Look over the entries below. Report how many lines hold the word "icon", and only that.
** Opening Material for this task block **
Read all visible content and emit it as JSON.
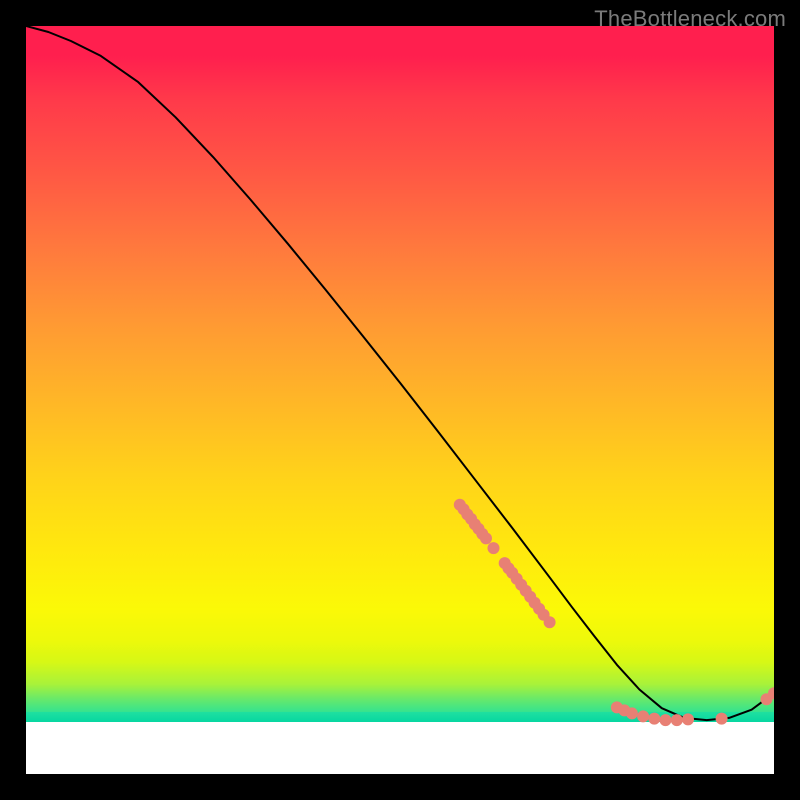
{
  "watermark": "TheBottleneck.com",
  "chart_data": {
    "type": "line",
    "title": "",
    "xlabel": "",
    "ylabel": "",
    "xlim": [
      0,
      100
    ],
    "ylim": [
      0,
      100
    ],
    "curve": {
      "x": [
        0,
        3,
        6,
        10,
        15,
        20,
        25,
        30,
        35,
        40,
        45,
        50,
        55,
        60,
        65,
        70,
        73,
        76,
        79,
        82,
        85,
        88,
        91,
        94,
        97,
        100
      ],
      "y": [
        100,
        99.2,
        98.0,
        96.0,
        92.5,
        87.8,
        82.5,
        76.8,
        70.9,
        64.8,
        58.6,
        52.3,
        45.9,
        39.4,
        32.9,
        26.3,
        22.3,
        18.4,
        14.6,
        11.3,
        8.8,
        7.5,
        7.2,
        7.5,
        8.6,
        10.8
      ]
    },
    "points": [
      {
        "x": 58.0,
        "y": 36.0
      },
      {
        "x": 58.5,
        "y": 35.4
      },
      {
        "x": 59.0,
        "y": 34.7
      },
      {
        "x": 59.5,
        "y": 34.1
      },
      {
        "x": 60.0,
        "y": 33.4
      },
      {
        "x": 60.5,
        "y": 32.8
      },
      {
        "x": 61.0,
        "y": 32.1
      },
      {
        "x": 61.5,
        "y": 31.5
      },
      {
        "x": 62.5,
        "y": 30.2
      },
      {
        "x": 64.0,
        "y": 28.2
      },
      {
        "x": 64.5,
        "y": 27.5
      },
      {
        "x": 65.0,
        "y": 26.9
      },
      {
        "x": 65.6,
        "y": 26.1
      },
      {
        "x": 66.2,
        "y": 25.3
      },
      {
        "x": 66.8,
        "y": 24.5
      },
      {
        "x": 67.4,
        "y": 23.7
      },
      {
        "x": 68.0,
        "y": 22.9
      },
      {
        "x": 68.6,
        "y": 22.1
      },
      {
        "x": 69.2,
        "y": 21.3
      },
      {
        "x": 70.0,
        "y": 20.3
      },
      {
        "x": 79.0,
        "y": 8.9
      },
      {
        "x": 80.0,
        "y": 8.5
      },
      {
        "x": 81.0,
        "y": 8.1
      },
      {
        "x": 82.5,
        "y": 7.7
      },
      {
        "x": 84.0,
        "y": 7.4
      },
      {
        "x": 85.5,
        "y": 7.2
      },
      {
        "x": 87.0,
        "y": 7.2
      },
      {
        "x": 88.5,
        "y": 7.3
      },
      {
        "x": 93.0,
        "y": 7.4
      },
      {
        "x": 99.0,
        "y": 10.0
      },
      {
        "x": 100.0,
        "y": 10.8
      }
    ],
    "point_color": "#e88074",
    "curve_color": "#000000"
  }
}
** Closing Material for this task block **
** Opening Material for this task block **
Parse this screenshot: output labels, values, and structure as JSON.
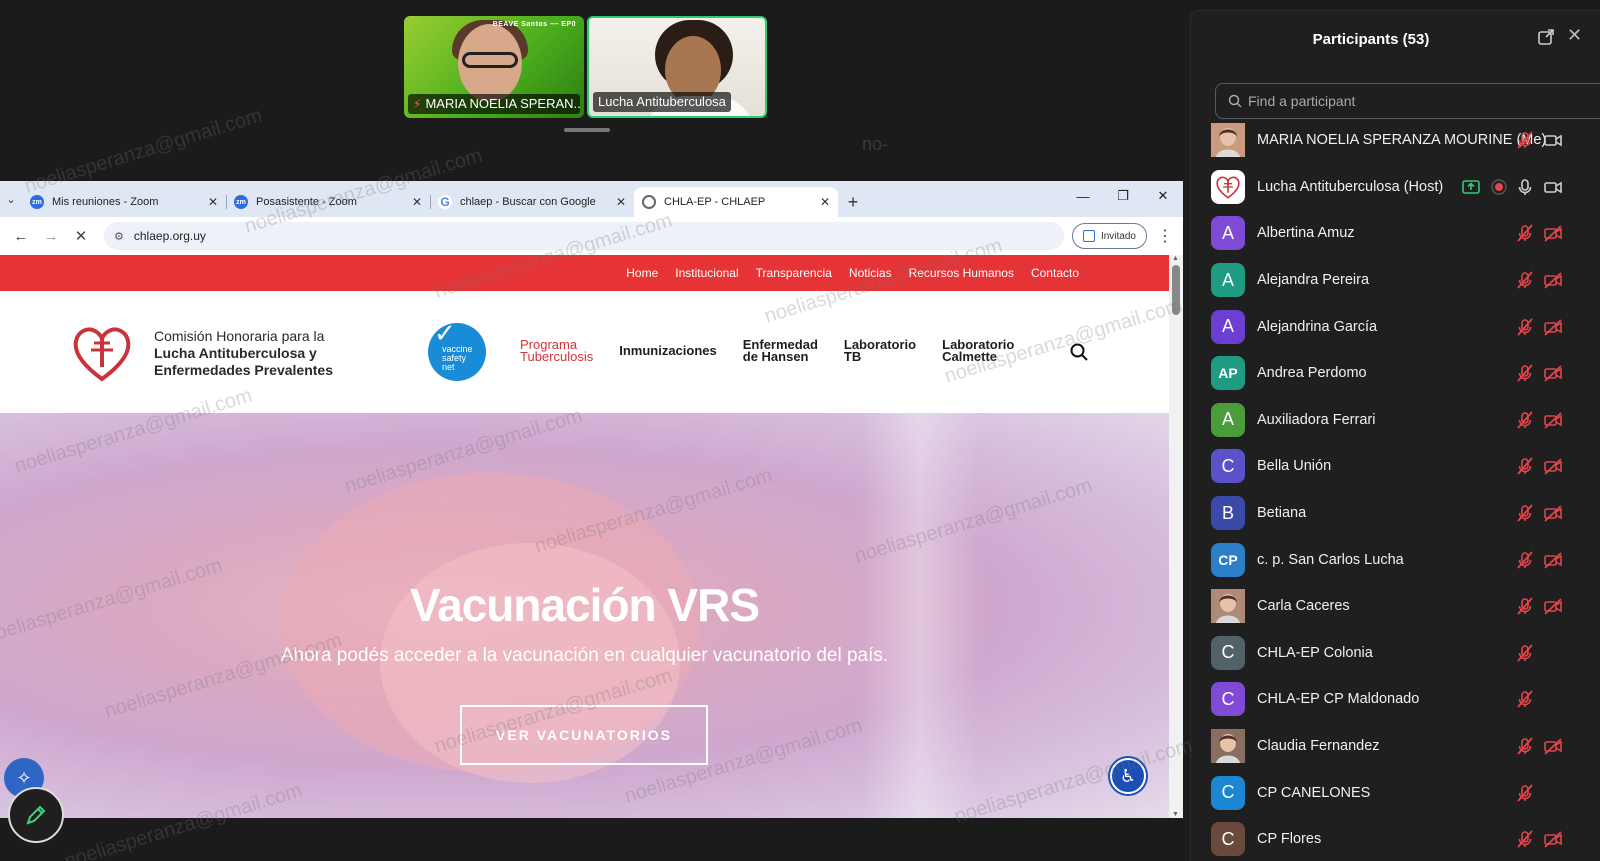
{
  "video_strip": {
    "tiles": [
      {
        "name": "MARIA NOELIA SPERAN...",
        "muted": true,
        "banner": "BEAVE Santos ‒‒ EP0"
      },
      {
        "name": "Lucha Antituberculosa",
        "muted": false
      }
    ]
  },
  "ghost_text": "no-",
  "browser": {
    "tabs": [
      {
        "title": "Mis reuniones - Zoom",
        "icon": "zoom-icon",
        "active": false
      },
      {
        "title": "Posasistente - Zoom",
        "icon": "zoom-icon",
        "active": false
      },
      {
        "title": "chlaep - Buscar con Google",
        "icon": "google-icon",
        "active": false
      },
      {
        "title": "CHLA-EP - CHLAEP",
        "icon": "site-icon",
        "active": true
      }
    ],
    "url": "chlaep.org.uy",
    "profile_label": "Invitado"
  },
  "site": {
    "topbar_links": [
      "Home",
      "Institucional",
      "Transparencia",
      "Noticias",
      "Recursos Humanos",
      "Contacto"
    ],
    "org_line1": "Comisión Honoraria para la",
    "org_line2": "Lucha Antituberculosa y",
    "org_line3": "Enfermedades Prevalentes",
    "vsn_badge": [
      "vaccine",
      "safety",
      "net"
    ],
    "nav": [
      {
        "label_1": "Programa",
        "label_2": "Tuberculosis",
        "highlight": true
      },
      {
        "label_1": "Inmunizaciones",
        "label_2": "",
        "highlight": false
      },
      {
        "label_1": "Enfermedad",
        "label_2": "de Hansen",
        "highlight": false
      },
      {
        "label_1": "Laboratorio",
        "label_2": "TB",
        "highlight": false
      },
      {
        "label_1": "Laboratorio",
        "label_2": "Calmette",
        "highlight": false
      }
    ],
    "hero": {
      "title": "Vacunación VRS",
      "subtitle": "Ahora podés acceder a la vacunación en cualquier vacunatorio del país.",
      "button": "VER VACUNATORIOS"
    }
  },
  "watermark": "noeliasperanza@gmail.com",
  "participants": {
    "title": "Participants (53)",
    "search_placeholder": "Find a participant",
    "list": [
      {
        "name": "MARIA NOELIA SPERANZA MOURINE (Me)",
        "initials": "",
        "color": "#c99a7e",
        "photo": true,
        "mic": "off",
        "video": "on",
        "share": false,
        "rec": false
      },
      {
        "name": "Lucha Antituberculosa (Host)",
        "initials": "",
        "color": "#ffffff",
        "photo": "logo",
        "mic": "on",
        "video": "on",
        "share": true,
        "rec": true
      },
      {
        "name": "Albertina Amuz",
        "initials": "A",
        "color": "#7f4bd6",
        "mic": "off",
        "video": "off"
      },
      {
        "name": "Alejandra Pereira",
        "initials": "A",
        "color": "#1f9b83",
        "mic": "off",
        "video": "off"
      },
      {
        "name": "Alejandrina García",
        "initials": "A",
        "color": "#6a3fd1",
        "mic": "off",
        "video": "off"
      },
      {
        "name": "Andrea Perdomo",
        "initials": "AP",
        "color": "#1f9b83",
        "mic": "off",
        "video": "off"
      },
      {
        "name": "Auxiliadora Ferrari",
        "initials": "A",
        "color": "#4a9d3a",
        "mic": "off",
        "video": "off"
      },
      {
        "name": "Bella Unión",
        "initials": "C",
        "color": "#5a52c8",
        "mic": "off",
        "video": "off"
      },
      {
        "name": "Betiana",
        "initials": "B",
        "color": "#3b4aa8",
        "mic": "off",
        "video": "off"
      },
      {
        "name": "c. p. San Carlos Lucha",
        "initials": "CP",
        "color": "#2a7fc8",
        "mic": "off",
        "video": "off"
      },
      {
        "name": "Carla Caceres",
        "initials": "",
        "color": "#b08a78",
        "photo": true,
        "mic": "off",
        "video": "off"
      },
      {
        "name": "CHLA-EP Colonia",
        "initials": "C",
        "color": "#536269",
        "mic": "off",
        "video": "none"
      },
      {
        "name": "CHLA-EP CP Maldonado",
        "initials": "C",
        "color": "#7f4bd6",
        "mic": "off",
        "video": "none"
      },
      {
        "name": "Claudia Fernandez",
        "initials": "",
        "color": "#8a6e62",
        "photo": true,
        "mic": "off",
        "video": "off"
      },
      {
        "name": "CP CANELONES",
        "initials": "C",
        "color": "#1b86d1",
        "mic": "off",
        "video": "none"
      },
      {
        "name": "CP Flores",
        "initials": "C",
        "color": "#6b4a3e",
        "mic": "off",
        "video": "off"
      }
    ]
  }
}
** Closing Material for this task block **
• **Worked solution**
4